- _Web page and app entries_

════════════════

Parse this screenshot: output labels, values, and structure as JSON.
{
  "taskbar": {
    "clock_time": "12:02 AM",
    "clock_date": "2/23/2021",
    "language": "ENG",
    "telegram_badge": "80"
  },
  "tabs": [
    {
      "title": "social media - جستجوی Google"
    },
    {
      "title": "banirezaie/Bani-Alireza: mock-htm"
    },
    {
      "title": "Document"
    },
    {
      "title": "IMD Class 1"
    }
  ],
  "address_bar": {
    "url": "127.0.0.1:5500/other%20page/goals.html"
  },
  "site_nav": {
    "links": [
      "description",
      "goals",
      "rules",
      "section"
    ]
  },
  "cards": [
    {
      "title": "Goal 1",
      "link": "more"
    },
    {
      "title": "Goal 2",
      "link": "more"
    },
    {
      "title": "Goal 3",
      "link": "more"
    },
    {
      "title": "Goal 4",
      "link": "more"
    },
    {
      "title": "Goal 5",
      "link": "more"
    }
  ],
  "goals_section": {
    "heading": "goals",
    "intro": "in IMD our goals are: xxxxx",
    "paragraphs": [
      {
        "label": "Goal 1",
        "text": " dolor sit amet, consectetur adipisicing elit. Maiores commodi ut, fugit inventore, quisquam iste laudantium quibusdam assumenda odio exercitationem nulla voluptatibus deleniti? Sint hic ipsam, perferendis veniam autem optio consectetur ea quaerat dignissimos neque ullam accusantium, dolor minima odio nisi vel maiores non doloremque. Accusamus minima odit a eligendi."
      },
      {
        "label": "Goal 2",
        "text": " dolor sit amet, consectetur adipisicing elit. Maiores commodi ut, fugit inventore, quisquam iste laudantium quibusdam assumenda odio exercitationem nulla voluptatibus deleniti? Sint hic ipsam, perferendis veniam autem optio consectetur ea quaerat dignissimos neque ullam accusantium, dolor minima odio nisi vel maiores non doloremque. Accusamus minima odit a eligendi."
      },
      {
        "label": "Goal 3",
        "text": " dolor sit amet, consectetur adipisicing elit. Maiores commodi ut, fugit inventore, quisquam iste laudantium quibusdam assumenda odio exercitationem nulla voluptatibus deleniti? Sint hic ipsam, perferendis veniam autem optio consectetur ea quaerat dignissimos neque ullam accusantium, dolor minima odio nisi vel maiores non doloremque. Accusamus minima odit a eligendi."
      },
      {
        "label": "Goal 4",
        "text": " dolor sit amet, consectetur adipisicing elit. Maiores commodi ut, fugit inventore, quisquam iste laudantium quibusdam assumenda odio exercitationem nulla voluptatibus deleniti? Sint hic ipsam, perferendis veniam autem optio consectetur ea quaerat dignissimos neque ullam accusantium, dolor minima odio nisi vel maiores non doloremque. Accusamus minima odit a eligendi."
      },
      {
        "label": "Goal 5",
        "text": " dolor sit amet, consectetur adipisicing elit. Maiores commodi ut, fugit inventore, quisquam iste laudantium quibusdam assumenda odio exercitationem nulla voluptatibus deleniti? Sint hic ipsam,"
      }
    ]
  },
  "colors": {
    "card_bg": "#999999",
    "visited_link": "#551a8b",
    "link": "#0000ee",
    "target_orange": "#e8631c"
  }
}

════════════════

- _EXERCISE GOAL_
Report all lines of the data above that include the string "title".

- _COMPLETED EXERCISE_
      "title": "social media - جستجوی Google"
      "title": "banirezaie/Bani-Alireza: mock-htm"
      "title": "Document"
      "title": "IMD Class 1"
      "title": "Goal 1",
      "title": "Goal 2",
      "title": "Goal 3",
      "title": "Goal 4",
      "title": "Goal 5",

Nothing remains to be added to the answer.